In a fortieth season that goes from strength to strength, Pacific Northwest Ballet brings back three modern triumphs as well as showcasing a new work from ballet master and choreographer Paul Gibson.
The program also weaves together the strengths and traditions that the company’s founding aristic director Francia Russell brought to Seattle as well as its continuing commitment to growth under the tenure of current artistic director Peter Boal.
Gibson’s elegant Mozart Pieces, danced by seven men and two women, owes its leaps and turns to the beginnings of ballet history. Although it carries an echo of court dances in its execution, the same crisp choreography moves in ways that only can be described as modern.
Gibson began his career at PNB in 1994 as a soloist and rose to the rank of principal dancer in 1996. In 2004, he stepped into a new role at PNB as Ballet Master for the company. Mozart Pieces is his fifth world premiere here.
Gibson worked with two longtime cronies for this production. Mark Zappone, formerly shop supervisor and wardrobe master for PNB, designed the stylish black ensembles for the dancers (Zappone discusses his vision in the video left).
Resident lighting designer Randall G. Chiarelli bathed the stage of Mozart Pieces with his usual amazing glow. Dancers at PNB describe Chiarelli’s work as enabling them to literally swim in light.

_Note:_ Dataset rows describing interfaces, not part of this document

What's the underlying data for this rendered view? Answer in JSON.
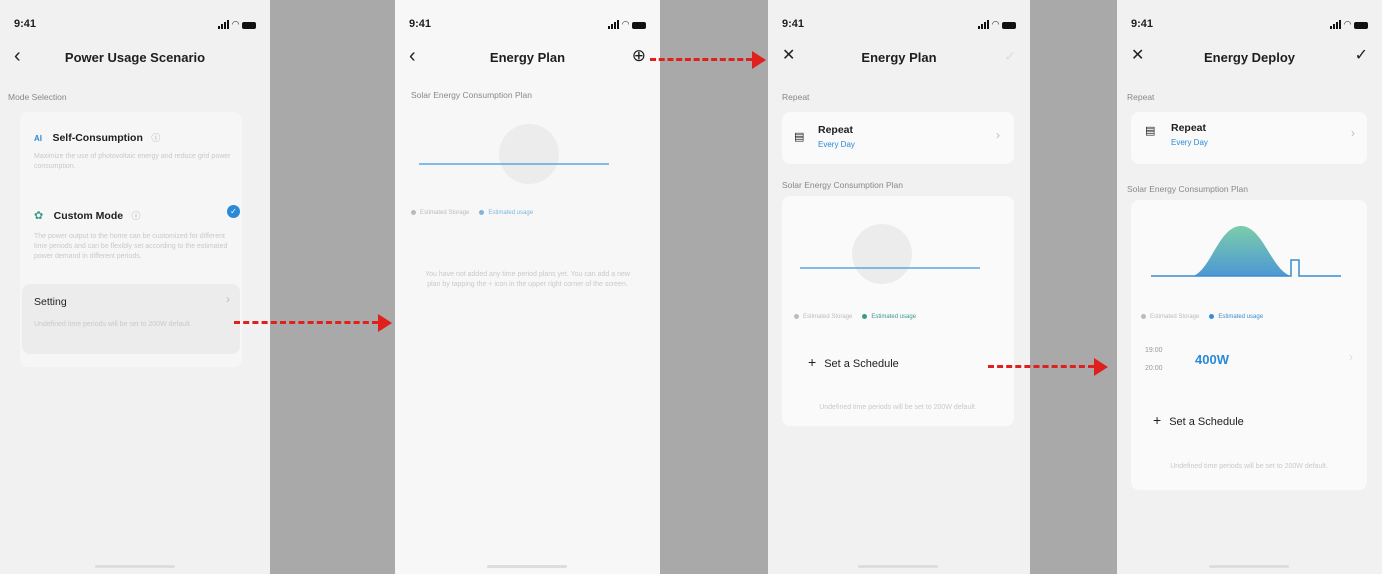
{
  "status_time": "9:41",
  "screen1": {
    "title": "Power Usage Scenario",
    "section": "Mode Selection",
    "self_consumption": {
      "badge": "AI",
      "label": "Self-Consumption",
      "desc": "Maximize the use of photovoltaic energy and reduce grid power consumption."
    },
    "custom_mode": {
      "label": "Custom Mode",
      "desc": "The power output to the home can be customized for different time periods and can be flexibly set according to the estimated power demand in different periods."
    },
    "setting": {
      "label": "Setting",
      "desc": "Undefined time periods will be set to 200W default."
    }
  },
  "screen2": {
    "title": "Energy Plan",
    "section": "Solar Energy Consumption Plan",
    "legend": [
      "Estimated Storage",
      "Estimated usage"
    ],
    "empty_text": "You have not added any time period plans yet. You can add a new plan by tapping the + icon in the upper right corner of the screen."
  },
  "screen3": {
    "title": "Energy Plan",
    "section_repeat": "Repeat",
    "repeat_label": "Repeat",
    "repeat_value": "Every Day",
    "section_plan": "Solar Energy Consumption Plan",
    "legend": [
      "Estimated Storage",
      "Estimated usage"
    ],
    "add_schedule": "Set a Schedule",
    "footnote": "Undefined time periods will be set to 200W default."
  },
  "screen4": {
    "title": "Energy Deploy",
    "section_repeat": "Repeat",
    "repeat_label": "Repeat",
    "repeat_value": "Every Day",
    "section_plan": "Solar Energy Consumption Plan",
    "legend": [
      "Estimated Storage",
      "Estimated usage"
    ],
    "schedule_start": "19:00",
    "schedule_end": "20:00",
    "schedule_power": "400W",
    "add_schedule": "Set a Schedule",
    "footnote": "Undefined time periods will be set to 200W default."
  },
  "colors": {
    "accent_blue": "#2a8ad8",
    "teal": "#3a9a8a",
    "arrow_red": "#e0201d",
    "divider_gray": "#a9a9a9"
  }
}
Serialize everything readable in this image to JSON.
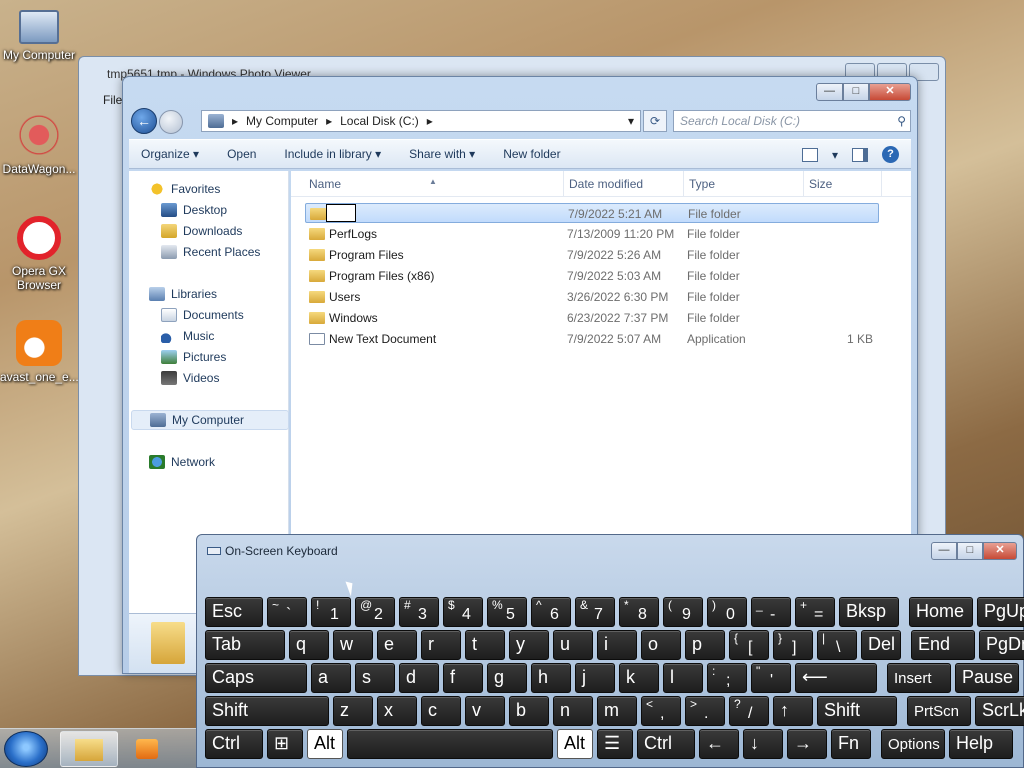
{
  "desktop": {
    "icons": [
      {
        "label": "My Computer"
      },
      {
        "label": "DataWagon..."
      },
      {
        "label": "Opera GX Browser"
      },
      {
        "label": "avast_one_e..."
      }
    ]
  },
  "photo_viewer": {
    "title": "tmp5651.tmp - Windows Photo Viewer",
    "file_menu": "File"
  },
  "explorer": {
    "breadcrumb": [
      "My Computer",
      "Local Disk (C:)"
    ],
    "search_placeholder": "Search Local Disk (C:)",
    "toolbar": {
      "organize": "Organize ▾",
      "open": "Open",
      "include": "Include in library ▾",
      "share": "Share with ▾",
      "new_folder": "New folder"
    },
    "nav": {
      "favorites": "Favorites",
      "desktop": "Desktop",
      "downloads": "Downloads",
      "recent": "Recent Places",
      "libraries": "Libraries",
      "documents": "Documents",
      "music": "Music",
      "pictures": "Pictures",
      "videos": "Videos",
      "computer": "My Computer",
      "network": "Network"
    },
    "columns": {
      "name": "Name",
      "date": "Date modified",
      "type": "Type",
      "size": "Size"
    },
    "rows": [
      {
        "name": "",
        "date": "7/9/2022 5:21 AM",
        "type": "File folder",
        "size": ""
      },
      {
        "name": "PerfLogs",
        "date": "7/13/2009 11:20 PM",
        "type": "File folder",
        "size": ""
      },
      {
        "name": "Program Files",
        "date": "7/9/2022 5:26 AM",
        "type": "File folder",
        "size": ""
      },
      {
        "name": "Program Files (x86)",
        "date": "7/9/2022 5:03 AM",
        "type": "File folder",
        "size": ""
      },
      {
        "name": "Users",
        "date": "3/26/2022 6:30 PM",
        "type": "File folder",
        "size": ""
      },
      {
        "name": "Windows",
        "date": "6/23/2022 7:37 PM",
        "type": "File folder",
        "size": ""
      },
      {
        "name": "New Text Document",
        "date": "7/9/2022 5:07 AM",
        "type": "Application",
        "size": "1 KB"
      }
    ]
  },
  "osk": {
    "title": "On-Screen Keyboard",
    "row1": [
      "Esc",
      "~`",
      "!1",
      "@2",
      "#3",
      "$4",
      "%5",
      "^6",
      "&7",
      "*8",
      "(9",
      ")0",
      "_-",
      "+=",
      "Bksp",
      "Home",
      "PgUp"
    ],
    "row2": [
      "Tab",
      "q",
      "w",
      "e",
      "r",
      "t",
      "y",
      "u",
      "i",
      "o",
      "p",
      "{[",
      "}]",
      "|\\",
      "Del",
      "End",
      "PgDn"
    ],
    "row3": [
      "Caps",
      "a",
      "s",
      "d",
      "f",
      "g",
      "h",
      "j",
      "k",
      "l",
      ":;",
      "\"'",
      "⟵",
      "Insert",
      "Pause"
    ],
    "row4": [
      "Shift",
      "z",
      "x",
      "c",
      "v",
      "b",
      "n",
      "m",
      "<,",
      ">.",
      "?/",
      "↑",
      "Shift",
      "PrtScn",
      "ScrLk"
    ],
    "row5": [
      "Ctrl",
      "⊞",
      "Alt",
      "",
      "Alt",
      "☰",
      "Ctrl",
      "←",
      "↓",
      "→",
      "Fn",
      "Options",
      "Help"
    ]
  }
}
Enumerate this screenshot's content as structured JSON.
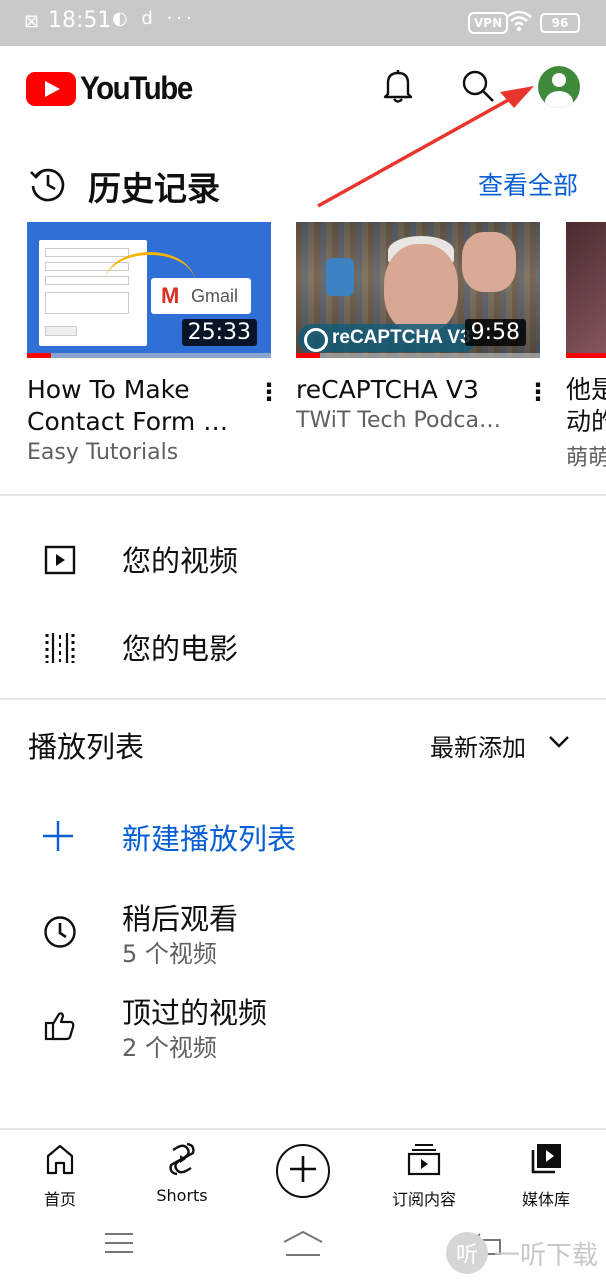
{
  "status_bar": {
    "time": "18:51",
    "app_icons": "◐ d ···",
    "vpn": "VPN",
    "battery": "96"
  },
  "header": {
    "logo_text": "YouTube",
    "icons": [
      "bell-icon",
      "search-icon",
      "account-avatar"
    ]
  },
  "history": {
    "title": "历史记录",
    "view_all": "查看全部",
    "videos": [
      {
        "title": "How To Make\nContact Form …",
        "channel": "Easy Tutorials",
        "duration": "25:33",
        "watched_fraction": 0.1,
        "thumb_text": "Gmail"
      },
      {
        "title": "reCAPTCHA V3",
        "channel": "TWiT Tech Podca…",
        "duration": "9:58",
        "watched_fraction": 0.1,
        "thumb_text": "reCAPTCHA V3"
      },
      {
        "title": "他是\n动的",
        "channel": "萌萌",
        "duration": "",
        "watched_fraction": 0.4,
        "thumb_text": ""
      }
    ]
  },
  "library": {
    "your_videos": "您的视频",
    "your_movies": "您的电影"
  },
  "playlists": {
    "title": "播放列表",
    "sort": "最新添加",
    "new_playlist": "新建播放列表",
    "items": [
      {
        "title": "稍后观看",
        "count": "5 个视频",
        "icon": "clock-icon"
      },
      {
        "title": "顶过的视频",
        "count": "2 个视频",
        "icon": "thumbs-up-icon"
      }
    ]
  },
  "bottom_nav": {
    "home": "首页",
    "shorts": "Shorts",
    "subscriptions": "订阅内容",
    "library": "媒体库"
  },
  "watermark": {
    "text": "一听下载",
    "logo_glyph": "听"
  },
  "colors": {
    "brand_red": "#ff0000",
    "link_blue": "#065fd4",
    "annotation_arrow": "#e8362f"
  }
}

Certainly none moved through the light with more panache than Kaori Nakamua, who has been amazing all season. But equally enchanting was Lindsi Dec and Karel Cruz. In particular Cruz looked magnificent, evoking a Mozartian Don Juan promising devilish delights to any who linger on the stage with him.
Mozart Pieces is lovingly paired in the first part of the evening with a piece that has been in the company’s repertoire since 1977: George Balanchine’s Concerto Barocco. A graceful meditation in blue and white, this outing was staged by Russell. Directly chosen by Balanchine to stage his works, she has taught his choreography to dancers around the world as well as here.

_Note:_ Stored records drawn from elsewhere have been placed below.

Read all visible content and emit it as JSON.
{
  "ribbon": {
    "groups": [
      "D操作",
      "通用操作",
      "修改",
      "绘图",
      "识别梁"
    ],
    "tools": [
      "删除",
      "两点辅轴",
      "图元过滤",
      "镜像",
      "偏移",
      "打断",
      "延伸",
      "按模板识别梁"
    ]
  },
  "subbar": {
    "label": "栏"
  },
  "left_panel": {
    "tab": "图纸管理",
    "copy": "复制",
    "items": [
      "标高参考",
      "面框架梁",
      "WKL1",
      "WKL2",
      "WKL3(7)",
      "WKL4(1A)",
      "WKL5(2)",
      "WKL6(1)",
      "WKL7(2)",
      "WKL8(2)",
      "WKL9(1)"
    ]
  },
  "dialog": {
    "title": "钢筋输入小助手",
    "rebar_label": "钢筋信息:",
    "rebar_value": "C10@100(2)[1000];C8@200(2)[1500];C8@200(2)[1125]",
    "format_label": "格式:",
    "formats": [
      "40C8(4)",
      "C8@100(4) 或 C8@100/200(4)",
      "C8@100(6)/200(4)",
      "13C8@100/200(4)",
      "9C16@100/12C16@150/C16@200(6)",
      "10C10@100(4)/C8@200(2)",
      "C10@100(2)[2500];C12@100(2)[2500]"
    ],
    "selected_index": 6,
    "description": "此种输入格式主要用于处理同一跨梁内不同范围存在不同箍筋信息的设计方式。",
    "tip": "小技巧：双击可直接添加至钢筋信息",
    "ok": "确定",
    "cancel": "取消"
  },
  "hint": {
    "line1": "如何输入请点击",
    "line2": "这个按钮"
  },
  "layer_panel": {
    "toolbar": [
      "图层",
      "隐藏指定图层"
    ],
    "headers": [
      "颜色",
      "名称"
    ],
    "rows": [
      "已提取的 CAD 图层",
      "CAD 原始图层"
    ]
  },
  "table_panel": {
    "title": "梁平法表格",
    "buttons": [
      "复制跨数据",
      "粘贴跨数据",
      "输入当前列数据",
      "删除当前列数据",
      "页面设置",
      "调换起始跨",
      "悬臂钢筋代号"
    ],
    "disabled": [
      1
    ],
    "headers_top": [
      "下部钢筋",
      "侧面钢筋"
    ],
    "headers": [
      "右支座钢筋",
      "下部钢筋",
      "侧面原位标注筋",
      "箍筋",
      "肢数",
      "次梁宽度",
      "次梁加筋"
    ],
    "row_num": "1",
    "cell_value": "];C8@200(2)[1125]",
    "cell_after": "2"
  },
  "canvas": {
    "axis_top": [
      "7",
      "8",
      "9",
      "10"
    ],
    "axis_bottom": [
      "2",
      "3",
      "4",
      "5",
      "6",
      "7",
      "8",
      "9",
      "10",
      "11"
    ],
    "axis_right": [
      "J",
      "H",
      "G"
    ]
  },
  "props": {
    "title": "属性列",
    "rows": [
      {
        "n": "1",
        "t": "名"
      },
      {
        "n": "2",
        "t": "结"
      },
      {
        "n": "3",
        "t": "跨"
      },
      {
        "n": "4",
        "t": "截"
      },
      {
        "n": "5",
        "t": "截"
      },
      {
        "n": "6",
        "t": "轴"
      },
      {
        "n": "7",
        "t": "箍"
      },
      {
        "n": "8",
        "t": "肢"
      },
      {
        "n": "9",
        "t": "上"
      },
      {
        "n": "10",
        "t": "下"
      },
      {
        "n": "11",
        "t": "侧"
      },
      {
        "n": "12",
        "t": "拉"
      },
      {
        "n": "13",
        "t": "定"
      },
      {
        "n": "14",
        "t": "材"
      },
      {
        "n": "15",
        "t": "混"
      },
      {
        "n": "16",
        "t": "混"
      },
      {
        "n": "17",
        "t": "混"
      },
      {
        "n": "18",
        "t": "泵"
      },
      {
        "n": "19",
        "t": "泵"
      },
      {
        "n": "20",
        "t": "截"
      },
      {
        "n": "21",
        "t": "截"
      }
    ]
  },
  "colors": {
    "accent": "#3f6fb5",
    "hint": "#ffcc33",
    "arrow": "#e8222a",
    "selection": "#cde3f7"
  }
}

Under Russell’s tenure, the company, particularly the women, became known for their crisp interpretation of Balanchine. Carrie Imler, who joined the company when Russell was artistic director, and Carla Korbes, who came to Seattle during Boal’s tenure, created a lovely symmetry all their own during the opening night performance of Concerto Barocco.

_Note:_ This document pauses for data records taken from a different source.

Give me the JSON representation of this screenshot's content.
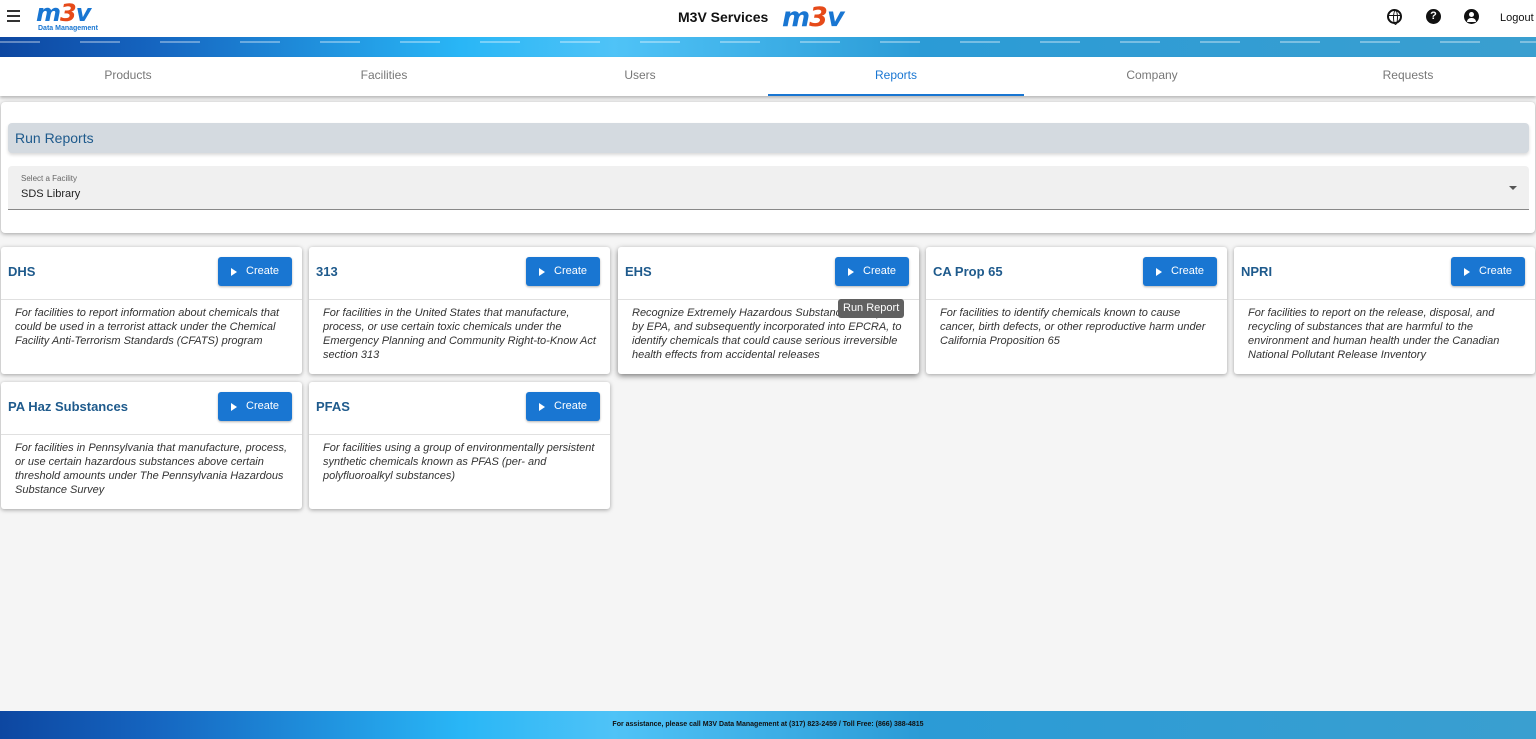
{
  "header": {
    "logo_text": "m3v",
    "logo_subtitle": "Data Management",
    "title": "M3V Services",
    "center_logo_text": "m3v",
    "help_glyph": "?",
    "logout_label": "Logout",
    "icons": [
      "menu-icon",
      "globe-icon",
      "help-icon",
      "account-icon"
    ]
  },
  "tabs": [
    {
      "label": "Products",
      "active": false
    },
    {
      "label": "Facilities",
      "active": false
    },
    {
      "label": "Users",
      "active": false
    },
    {
      "label": "Reports",
      "active": true
    },
    {
      "label": "Company",
      "active": false
    },
    {
      "label": "Requests",
      "active": false
    }
  ],
  "run_reports": {
    "title": "Run Reports",
    "facility_select": {
      "label": "Select a Facility",
      "value": "SDS Library"
    }
  },
  "reports": [
    {
      "title": "DHS",
      "button": "Create",
      "description": "For facilities to report information about chemicals that could be used in a terrorist attack under the Chemical Facility Anti-Terrorism Standards (CFATS) program"
    },
    {
      "title": "313",
      "button": "Create",
      "description": "For facilities in the United States that manufacture, process, or use certain toxic chemicals under the Emergency Planning and Community Right-to-Know Act section 313"
    },
    {
      "title": "EHS",
      "button": "Create",
      "description": "Recognize Extremely Hazardous Substances compiled by EPA, and subsequently incorporated into EPCRA, to identify chemicals that could cause serious irreversible health effects from accidental releases"
    },
    {
      "title": "CA Prop 65",
      "button": "Create",
      "description": "For facilities to identify chemicals known to cause cancer, birth defects, or other reproductive harm under California Proposition 65"
    },
    {
      "title": "NPRI",
      "button": "Create",
      "description": "For facilities to report on the release, disposal, and recycling of substances that are harmful to the environment and human health under the Canadian National Pollutant Release Inventory"
    },
    {
      "title": "PA Haz Substances",
      "button": "Create",
      "description": "For facilities in Pennsylvania that manufacture, process, or use certain hazardous substances above certain threshold amounts under The Pennsylvania Hazardous Substance Survey"
    },
    {
      "title": "PFAS",
      "button": "Create",
      "description": "For facilities using a group of environmentally persistent synthetic chemicals known as PFAS (per- and polyfluoroalkyl substances)"
    }
  ],
  "tooltip": "Run Report",
  "footer": {
    "text": "For assistance, please call M3V Data Management at (317) 823-2459 / Toll Free: (866) 388-4815"
  },
  "colors": {
    "accent": "#1976d2",
    "title_blue": "#1e5a8c",
    "logo_three": "#e64a19"
  }
}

The second half of the evening belongs to two works brought to the company by Boal, artistic director in 2005 following the retirement of Russell and her husband Kent Stowell (also artistic director of PNB from 1977 to 2005).
Dancing on the Front Porch of Heaven brought one of the masterworks of American choreographer Ulysses Dove to Seattle in 2006. On opening night, Maria Chapman, Rachel Foster, Lesely Rausch, Andrew Bartee, Seth Orza, and Jerome Tisserand demonstrated that Dove is as firmly in the company’s DNA as Balanchine these days.
The evening concludes with In The Upper Room, created by Twyla Tharp for her own company in 1986 (the work first appeared at PNBA in 2007).
The piece has been restaged for this 2013 performance, including an increased outpouring of the mist that envelopes the audience — the opening night outpouring was particularly heavy although subsequent “clouds” were reported to have been less dense. The dancers appear and disappear like the phantoms of dance past and future in this evocative work.
The omens remain good. This is a company unafraid of its past and sure of its future, ready to blend both in an evening designed to delight fans.
Modern Masterpieces continues this weekend at McCaw Hall. For times and more information, see PNB’s website.